The personnel at Squad 16 were very specific about what they wanted on the truck and how they wanted it built. As a result, Alexis prepared more than 30 blueprints, provided numerous engineering revisions, and still met all its deadlines. These special requests also provided Alexis with a variety of features that it has incorporated into subsequent units it has built. “We have not currently manufactured any other units like Squad 16-it is a one-of-a-kind piece,” says Gau. “We have, however, incorporated many of the features on that unit into other emergency vehicles we have manufactured. The knowledge and experience gained from manufacturing the unit have provided us with a toolbox of unique features and benefits we can offer new truck customers.”
Gau says one of the keys to the success of the project-and this is a key in any apparatus built by any manufacturer-was the customer’s input. Squad 16 was very specific about what it wanted from the truck. “That knowledge, combined with our experience, helped us to design and manufacture the unit to completely meet the customer’s requirements,” Gau states. Additionally, the customer wanted only the best materials on the market used in the manufacture of the apparatus from the ground up. “These factors combined allowed us to build an apparatus that will be versatile, capable, and dependable for years to come,” Gau concludes.

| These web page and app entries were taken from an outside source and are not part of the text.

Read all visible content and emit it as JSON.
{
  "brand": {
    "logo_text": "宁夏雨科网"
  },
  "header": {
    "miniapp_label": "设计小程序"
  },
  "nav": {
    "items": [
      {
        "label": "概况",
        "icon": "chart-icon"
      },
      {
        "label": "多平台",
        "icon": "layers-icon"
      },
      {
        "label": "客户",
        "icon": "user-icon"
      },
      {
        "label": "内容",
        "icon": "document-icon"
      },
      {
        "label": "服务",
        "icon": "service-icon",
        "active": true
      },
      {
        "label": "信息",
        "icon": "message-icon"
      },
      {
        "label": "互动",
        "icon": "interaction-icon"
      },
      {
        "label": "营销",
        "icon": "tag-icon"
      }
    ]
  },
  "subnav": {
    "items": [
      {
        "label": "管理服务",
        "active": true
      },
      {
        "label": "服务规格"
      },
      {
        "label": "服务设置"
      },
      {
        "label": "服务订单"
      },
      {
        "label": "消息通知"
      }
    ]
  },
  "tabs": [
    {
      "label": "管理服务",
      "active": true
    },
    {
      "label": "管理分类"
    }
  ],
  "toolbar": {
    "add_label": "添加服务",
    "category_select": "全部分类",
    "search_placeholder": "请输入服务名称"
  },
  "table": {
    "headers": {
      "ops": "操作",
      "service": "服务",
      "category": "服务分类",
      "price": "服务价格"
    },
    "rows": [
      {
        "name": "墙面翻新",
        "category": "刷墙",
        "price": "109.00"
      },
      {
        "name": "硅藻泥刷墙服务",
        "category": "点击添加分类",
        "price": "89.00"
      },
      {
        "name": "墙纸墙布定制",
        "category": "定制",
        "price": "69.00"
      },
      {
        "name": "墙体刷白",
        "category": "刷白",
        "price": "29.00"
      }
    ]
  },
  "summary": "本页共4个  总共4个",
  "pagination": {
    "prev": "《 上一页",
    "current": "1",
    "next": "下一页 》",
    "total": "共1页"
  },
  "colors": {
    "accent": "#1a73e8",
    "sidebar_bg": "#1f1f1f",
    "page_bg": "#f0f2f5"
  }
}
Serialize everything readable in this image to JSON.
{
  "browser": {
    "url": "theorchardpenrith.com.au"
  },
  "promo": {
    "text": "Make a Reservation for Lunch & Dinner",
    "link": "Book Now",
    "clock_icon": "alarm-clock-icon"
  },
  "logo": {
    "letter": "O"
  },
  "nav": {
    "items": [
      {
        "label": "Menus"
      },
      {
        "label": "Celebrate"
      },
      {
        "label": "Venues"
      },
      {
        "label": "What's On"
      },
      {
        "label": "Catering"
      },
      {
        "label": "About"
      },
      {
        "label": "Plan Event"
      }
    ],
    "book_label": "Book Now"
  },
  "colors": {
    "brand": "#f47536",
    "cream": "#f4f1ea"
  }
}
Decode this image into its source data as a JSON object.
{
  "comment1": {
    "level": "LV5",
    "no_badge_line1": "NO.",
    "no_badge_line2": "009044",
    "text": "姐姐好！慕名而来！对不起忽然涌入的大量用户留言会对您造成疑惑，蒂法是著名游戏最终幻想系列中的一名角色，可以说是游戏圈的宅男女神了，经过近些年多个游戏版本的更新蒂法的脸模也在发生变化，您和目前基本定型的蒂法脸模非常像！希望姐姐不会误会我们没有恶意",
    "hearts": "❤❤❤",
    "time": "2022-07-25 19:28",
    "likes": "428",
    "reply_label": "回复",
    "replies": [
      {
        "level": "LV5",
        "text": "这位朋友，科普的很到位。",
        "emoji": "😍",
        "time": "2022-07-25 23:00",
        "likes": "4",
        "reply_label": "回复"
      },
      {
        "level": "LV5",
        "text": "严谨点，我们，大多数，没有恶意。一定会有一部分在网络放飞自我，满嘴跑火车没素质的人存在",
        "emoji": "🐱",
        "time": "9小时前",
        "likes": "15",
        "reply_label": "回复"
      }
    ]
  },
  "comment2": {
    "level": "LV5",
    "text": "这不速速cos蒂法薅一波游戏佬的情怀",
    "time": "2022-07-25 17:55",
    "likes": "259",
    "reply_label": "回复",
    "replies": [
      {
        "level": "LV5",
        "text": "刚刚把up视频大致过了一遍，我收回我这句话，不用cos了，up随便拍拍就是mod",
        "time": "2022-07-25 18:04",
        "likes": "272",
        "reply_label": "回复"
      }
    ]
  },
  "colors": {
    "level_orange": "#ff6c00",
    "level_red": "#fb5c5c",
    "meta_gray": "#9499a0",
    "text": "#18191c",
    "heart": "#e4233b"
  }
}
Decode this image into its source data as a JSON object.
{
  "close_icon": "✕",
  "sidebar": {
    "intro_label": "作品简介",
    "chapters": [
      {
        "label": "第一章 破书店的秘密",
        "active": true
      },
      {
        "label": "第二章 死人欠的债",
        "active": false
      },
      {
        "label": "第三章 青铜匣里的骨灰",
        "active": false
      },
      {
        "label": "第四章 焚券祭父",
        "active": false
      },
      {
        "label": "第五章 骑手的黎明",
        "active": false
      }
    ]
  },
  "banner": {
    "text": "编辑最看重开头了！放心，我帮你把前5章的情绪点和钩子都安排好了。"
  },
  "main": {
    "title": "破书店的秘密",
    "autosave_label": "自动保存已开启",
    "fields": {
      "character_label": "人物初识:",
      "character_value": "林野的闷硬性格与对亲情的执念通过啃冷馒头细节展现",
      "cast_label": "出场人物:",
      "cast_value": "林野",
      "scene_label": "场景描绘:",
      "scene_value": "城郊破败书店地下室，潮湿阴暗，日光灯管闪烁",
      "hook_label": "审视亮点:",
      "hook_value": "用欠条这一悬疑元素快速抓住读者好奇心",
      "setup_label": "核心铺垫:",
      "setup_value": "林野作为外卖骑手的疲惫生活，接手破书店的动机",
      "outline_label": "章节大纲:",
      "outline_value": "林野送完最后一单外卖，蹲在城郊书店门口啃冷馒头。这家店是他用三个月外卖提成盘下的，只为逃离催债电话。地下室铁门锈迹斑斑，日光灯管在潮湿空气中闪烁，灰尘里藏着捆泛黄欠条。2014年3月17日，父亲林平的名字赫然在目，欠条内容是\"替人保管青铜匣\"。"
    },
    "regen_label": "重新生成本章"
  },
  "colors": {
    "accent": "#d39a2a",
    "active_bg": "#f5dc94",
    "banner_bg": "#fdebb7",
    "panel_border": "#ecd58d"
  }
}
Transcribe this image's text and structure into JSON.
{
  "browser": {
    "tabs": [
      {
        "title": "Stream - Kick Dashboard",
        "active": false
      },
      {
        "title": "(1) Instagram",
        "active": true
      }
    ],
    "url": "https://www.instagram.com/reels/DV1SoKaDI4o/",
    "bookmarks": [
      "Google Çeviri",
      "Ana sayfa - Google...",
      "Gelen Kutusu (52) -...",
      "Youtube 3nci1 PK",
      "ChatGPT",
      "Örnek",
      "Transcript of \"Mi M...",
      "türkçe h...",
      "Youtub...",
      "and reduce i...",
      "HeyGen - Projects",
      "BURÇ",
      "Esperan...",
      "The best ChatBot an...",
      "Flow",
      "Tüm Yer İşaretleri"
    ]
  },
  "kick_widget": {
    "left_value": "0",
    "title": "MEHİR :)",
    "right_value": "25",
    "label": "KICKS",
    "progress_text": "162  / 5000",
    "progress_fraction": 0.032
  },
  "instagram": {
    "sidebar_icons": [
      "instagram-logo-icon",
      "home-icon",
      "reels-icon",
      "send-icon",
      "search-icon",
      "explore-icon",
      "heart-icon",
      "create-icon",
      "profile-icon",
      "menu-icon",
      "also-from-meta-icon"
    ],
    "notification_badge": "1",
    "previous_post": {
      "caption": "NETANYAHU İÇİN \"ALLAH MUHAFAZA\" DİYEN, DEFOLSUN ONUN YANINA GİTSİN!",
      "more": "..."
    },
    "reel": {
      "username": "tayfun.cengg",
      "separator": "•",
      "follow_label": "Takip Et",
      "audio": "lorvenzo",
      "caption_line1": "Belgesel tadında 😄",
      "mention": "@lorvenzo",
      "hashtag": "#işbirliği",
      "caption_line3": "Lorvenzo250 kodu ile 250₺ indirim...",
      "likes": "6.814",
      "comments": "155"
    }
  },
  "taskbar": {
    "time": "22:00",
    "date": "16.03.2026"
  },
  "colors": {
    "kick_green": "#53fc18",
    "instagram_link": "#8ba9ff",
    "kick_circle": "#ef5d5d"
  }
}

CHRIS Mc LOONE, associate editor of Fire Apparatus & Emergency Equipment, is a 19-year veteran of the fire service and a captain with Weldon Fire Company (Glenside, PA). He has been a writer and editor for more than 15 years. While with Fire Engineering, he contributed to the May 2006 issue, a Jesse H. Neal Award winner for its coverage of the Hurricane Katrina response and recovery.